Records from a data collection:

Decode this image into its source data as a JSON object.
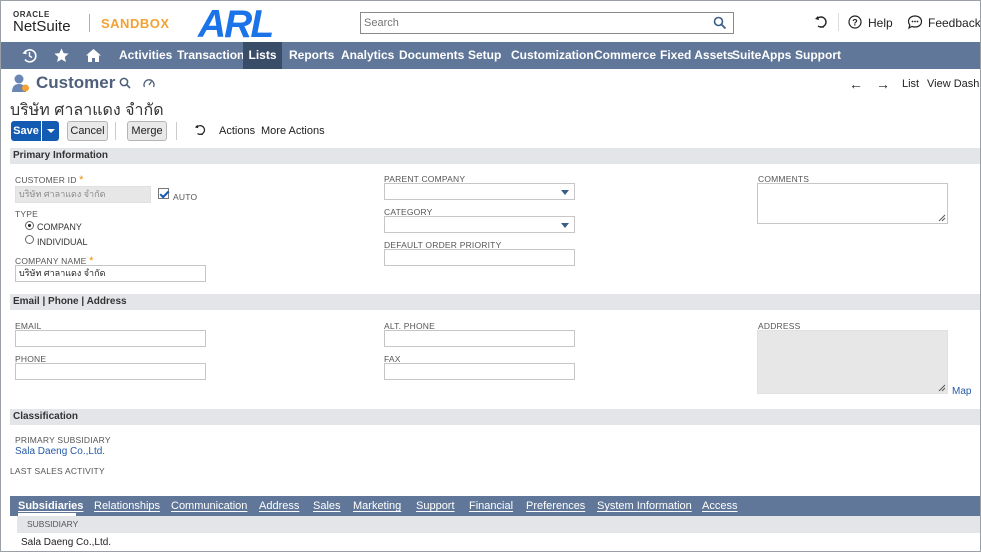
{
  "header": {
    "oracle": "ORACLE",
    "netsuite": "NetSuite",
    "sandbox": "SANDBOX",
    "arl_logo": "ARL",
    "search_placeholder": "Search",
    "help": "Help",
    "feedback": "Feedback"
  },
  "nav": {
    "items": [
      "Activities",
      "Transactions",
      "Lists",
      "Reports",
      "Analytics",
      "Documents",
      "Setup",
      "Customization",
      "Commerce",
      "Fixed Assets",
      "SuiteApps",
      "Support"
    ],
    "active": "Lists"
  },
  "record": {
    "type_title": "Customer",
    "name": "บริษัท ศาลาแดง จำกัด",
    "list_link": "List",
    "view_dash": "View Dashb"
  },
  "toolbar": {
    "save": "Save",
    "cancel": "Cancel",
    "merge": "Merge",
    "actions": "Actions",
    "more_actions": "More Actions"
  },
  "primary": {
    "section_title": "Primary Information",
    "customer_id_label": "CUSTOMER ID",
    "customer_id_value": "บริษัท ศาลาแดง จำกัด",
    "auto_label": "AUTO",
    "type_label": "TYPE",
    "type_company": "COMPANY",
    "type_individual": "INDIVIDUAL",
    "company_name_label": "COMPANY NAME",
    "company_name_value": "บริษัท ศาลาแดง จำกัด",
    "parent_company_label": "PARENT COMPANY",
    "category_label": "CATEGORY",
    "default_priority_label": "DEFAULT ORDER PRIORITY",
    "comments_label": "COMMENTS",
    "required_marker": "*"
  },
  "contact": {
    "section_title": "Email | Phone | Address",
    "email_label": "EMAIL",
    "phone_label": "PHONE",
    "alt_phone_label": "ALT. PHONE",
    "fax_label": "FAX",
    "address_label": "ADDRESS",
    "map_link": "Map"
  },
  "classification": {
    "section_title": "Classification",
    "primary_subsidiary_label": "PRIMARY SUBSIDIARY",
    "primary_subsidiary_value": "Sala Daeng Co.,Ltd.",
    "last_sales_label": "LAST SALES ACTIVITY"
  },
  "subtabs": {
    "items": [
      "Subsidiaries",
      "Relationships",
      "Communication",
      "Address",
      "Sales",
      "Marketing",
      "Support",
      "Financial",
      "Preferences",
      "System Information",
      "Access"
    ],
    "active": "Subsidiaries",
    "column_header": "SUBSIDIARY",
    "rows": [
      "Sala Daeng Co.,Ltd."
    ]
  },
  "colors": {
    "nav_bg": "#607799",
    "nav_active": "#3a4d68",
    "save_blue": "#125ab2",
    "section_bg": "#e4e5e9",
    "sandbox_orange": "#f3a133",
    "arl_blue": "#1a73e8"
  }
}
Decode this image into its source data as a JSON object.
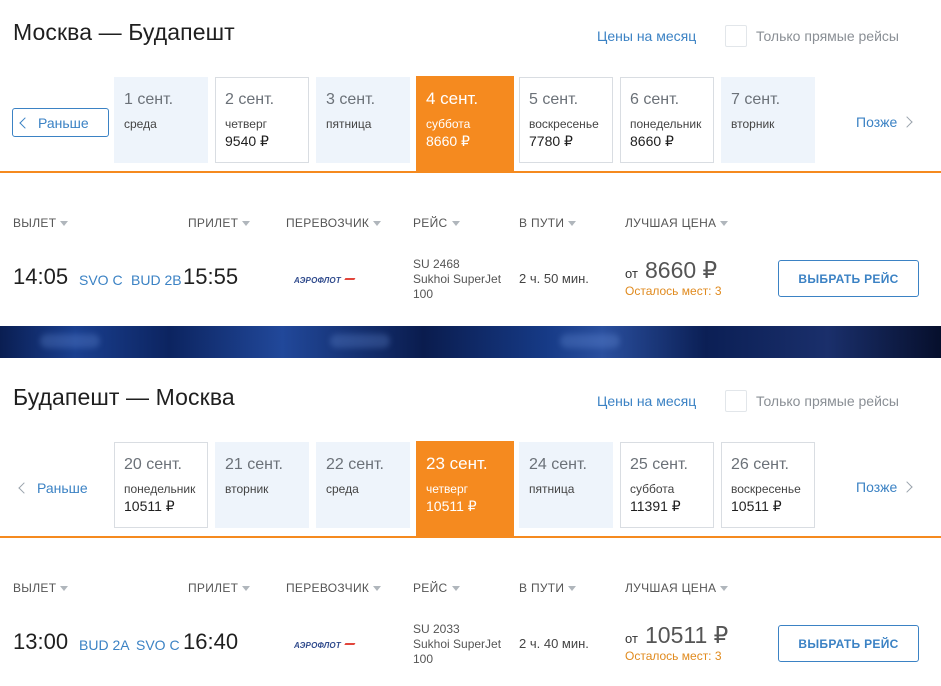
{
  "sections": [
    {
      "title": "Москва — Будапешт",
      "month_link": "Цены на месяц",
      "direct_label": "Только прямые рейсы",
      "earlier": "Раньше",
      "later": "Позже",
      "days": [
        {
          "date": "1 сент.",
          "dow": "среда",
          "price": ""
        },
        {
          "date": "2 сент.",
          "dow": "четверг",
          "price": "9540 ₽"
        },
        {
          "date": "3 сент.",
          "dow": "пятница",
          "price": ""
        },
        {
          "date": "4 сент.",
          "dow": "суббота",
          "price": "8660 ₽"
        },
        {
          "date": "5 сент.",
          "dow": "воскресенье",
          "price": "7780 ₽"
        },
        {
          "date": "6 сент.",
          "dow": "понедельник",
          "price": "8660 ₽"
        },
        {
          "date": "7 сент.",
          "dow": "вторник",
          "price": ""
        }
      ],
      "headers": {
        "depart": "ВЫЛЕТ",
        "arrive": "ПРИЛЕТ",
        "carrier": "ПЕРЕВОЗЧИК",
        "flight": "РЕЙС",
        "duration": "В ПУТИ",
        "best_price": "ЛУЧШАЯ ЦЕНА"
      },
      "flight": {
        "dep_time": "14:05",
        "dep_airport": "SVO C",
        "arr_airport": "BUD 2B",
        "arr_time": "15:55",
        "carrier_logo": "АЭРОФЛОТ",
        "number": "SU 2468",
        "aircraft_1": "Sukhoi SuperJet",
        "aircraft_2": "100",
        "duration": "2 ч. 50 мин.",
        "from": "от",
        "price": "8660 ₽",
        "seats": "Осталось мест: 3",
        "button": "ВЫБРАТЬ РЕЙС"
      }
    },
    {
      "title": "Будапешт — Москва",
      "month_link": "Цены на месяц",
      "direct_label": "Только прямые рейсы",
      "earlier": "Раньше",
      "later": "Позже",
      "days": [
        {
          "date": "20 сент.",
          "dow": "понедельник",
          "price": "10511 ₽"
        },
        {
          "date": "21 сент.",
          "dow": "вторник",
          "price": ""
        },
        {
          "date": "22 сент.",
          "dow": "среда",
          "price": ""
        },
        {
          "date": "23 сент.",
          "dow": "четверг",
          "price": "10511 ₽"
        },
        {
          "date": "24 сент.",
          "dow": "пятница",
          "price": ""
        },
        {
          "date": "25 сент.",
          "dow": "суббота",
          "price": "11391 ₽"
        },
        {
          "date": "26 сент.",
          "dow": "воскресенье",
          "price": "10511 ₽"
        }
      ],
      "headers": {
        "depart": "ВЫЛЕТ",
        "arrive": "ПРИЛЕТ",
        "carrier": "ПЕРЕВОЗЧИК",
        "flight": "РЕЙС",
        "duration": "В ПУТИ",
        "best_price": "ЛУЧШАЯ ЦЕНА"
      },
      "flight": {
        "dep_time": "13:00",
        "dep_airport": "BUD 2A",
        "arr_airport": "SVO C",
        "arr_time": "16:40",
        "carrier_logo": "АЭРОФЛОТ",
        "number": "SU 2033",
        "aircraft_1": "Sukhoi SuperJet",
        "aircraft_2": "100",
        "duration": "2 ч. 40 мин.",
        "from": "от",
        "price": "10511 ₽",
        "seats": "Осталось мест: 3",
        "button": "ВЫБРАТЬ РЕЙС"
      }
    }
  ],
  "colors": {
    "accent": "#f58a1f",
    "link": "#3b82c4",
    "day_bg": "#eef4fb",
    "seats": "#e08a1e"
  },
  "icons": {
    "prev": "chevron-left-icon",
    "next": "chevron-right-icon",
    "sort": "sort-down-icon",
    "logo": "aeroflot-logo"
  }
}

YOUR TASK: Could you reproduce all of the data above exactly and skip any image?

YOUR SOLUTION:
Decode this image into its source data as a JSON object.
{
  "header": {
    "oracle": "ORACLE",
    "netsuite": "NetSuite",
    "sandbox": "SANDBOX",
    "arl_logo": "ARL",
    "search_placeholder": "Search",
    "help": "Help",
    "feedback": "Feedback"
  },
  "nav": {
    "items": [
      "Activities",
      "Transactions",
      "Lists",
      "Reports",
      "Analytics",
      "Documents",
      "Setup",
      "Customization",
      "Commerce",
      "Fixed Assets",
      "SuiteApps",
      "Support"
    ],
    "active": "Lists"
  },
  "record": {
    "type_title": "Customer",
    "name": "บริษัท ศาลาแดง จำกัด",
    "list_link": "List",
    "view_dash": "View Dashb"
  },
  "toolbar": {
    "save": "Save",
    "cancel": "Cancel",
    "merge": "Merge",
    "actions": "Actions",
    "more_actions": "More Actions"
  },
  "primary": {
    "section_title": "Primary Information",
    "customer_id_label": "CUSTOMER ID",
    "customer_id_value": "บริษัท ศาลาแดง จำกัด",
    "auto_label": "AUTO",
    "type_label": "TYPE",
    "type_company": "COMPANY",
    "type_individual": "INDIVIDUAL",
    "company_name_label": "COMPANY NAME",
    "company_name_value": "บริษัท ศาลาแดง จำกัด",
    "parent_company_label": "PARENT COMPANY",
    "category_label": "CATEGORY",
    "default_priority_label": "DEFAULT ORDER PRIORITY",
    "comments_label": "COMMENTS",
    "required_marker": "*"
  },
  "contact": {
    "section_title": "Email | Phone | Address",
    "email_label": "EMAIL",
    "phone_label": "PHONE",
    "alt_phone_label": "ALT. PHONE",
    "fax_label": "FAX",
    "address_label": "ADDRESS",
    "map_link": "Map"
  },
  "classification": {
    "section_title": "Classification",
    "primary_subsidiary_label": "PRIMARY SUBSIDIARY",
    "primary_subsidiary_value": "Sala Daeng Co.,Ltd.",
    "last_sales_label": "LAST SALES ACTIVITY"
  },
  "subtabs": {
    "items": [
      "Subsidiaries",
      "Relationships",
      "Communication",
      "Address",
      "Sales",
      "Marketing",
      "Support",
      "Financial",
      "Preferences",
      "System Information",
      "Access"
    ],
    "active": "Subsidiaries",
    "column_header": "SUBSIDIARY",
    "rows": [
      "Sala Daeng Co.,Ltd."
    ]
  },
  "colors": {
    "nav_bg": "#607799",
    "nav_active": "#3a4d68",
    "save_blue": "#125ab2",
    "section_bg": "#e4e5e9",
    "sandbox_orange": "#f3a133",
    "arl_blue": "#1a73e8"
  }
}
Decode this image into its source data as a JSON object.
{
  "sections": [
    {
      "title": "Москва — Будапешт",
      "month_link": "Цены на месяц",
      "direct_label": "Только прямые рейсы",
      "earlier": "Раньше",
      "later": "Позже",
      "days": [
        {
          "date": "1 сент.",
          "dow": "среда",
          "price": ""
        },
        {
          "date": "2 сент.",
          "dow": "четверг",
          "price": "9540 ₽"
        },
        {
          "date": "3 сент.",
          "dow": "пятница",
          "price": ""
        },
        {
          "date": "4 сент.",
          "dow": "суббота",
          "price": "8660 ₽"
        },
        {
          "date": "5 сент.",
          "dow": "воскресенье",
          "price": "7780 ₽"
        },
        {
          "date": "6 сент.",
          "dow": "понедельник",
          "price": "8660 ₽"
        },
        {
          "date": "7 сент.",
          "dow": "вторник",
          "price": ""
        }
      ],
      "headers": {
        "depart": "ВЫЛЕТ",
        "arrive": "ПРИЛЕТ",
        "carrier": "ПЕРЕВОЗЧИК",
        "flight": "РЕЙС",
        "duration": "В ПУТИ",
        "best_price": "ЛУЧШАЯ ЦЕНА"
      },
      "flight": {
        "dep_time": "14:05",
        "dep_airport": "SVO C",
        "arr_airport": "BUD 2B",
        "arr_time": "15:55",
        "carrier_logo": "АЭРОФЛОТ",
        "number": "SU 2468",
        "aircraft_1": "Sukhoi SuperJet",
        "aircraft_2": "100",
        "duration": "2 ч. 50 мин.",
        "from": "от",
        "price": "8660 ₽",
        "seats": "Осталось мест: 3",
        "button": "ВЫБРАТЬ РЕЙС"
      }
    },
    {
      "title": "Будапешт — Москва",
      "month_link": "Цены на месяц",
      "direct_label": "Только прямые рейсы",
      "earlier": "Раньше",
      "later": "Позже",
      "days": [
        {
          "date": "20 сент.",
          "dow": "понедельник",
          "price": "10511 ₽"
        },
        {
          "date": "21 сент.",
          "dow": "вторник",
          "price": ""
        },
        {
          "date": "22 сент.",
          "dow": "среда",
          "price": ""
        },
        {
          "date": "23 сент.",
          "dow": "четверг",
          "price": "10511 ₽"
        },
        {
          "date": "24 сент.",
          "dow": "пятница",
          "price": ""
        },
        {
          "date": "25 сент.",
          "dow": "суббота",
          "price": "11391 ₽"
        },
        {
          "date": "26 сент.",
          "dow": "воскресенье",
          "price": "10511 ₽"
        }
      ],
      "headers": {
        "depart": "ВЫЛЕТ",
        "arrive": "ПРИЛЕТ",
        "carrier": "ПЕРЕВОЗЧИК",
        "flight": "РЕЙС",
        "duration": "В ПУТИ",
        "best_price": "ЛУЧШАЯ ЦЕНА"
      },
      "flight": {
        "dep_time": "13:00",
        "dep_airport": "BUD 2A",
        "arr_airport": "SVO C",
        "arr_time": "16:40",
        "carrier_logo": "АЭРОФЛОТ",
        "number": "SU 2033",
        "aircraft_1": "Sukhoi SuperJet",
        "aircraft_2": "100",
        "duration": "2 ч. 40 мин.",
        "from": "от",
        "price": "10511 ₽",
        "seats": "Осталось мест: 3",
        "button": "ВЫБРАТЬ РЕЙС"
      }
    }
  ],
  "colors": {
    "accent": "#f58a1f",
    "link": "#3b82c4",
    "day_bg": "#eef4fb",
    "seats": "#e08a1e"
  },
  "icons": {
    "prev": "chevron-left-icon",
    "next": "chevron-right-icon",
    "sort": "sort-down-icon",
    "logo": "aeroflot-logo"
  }
}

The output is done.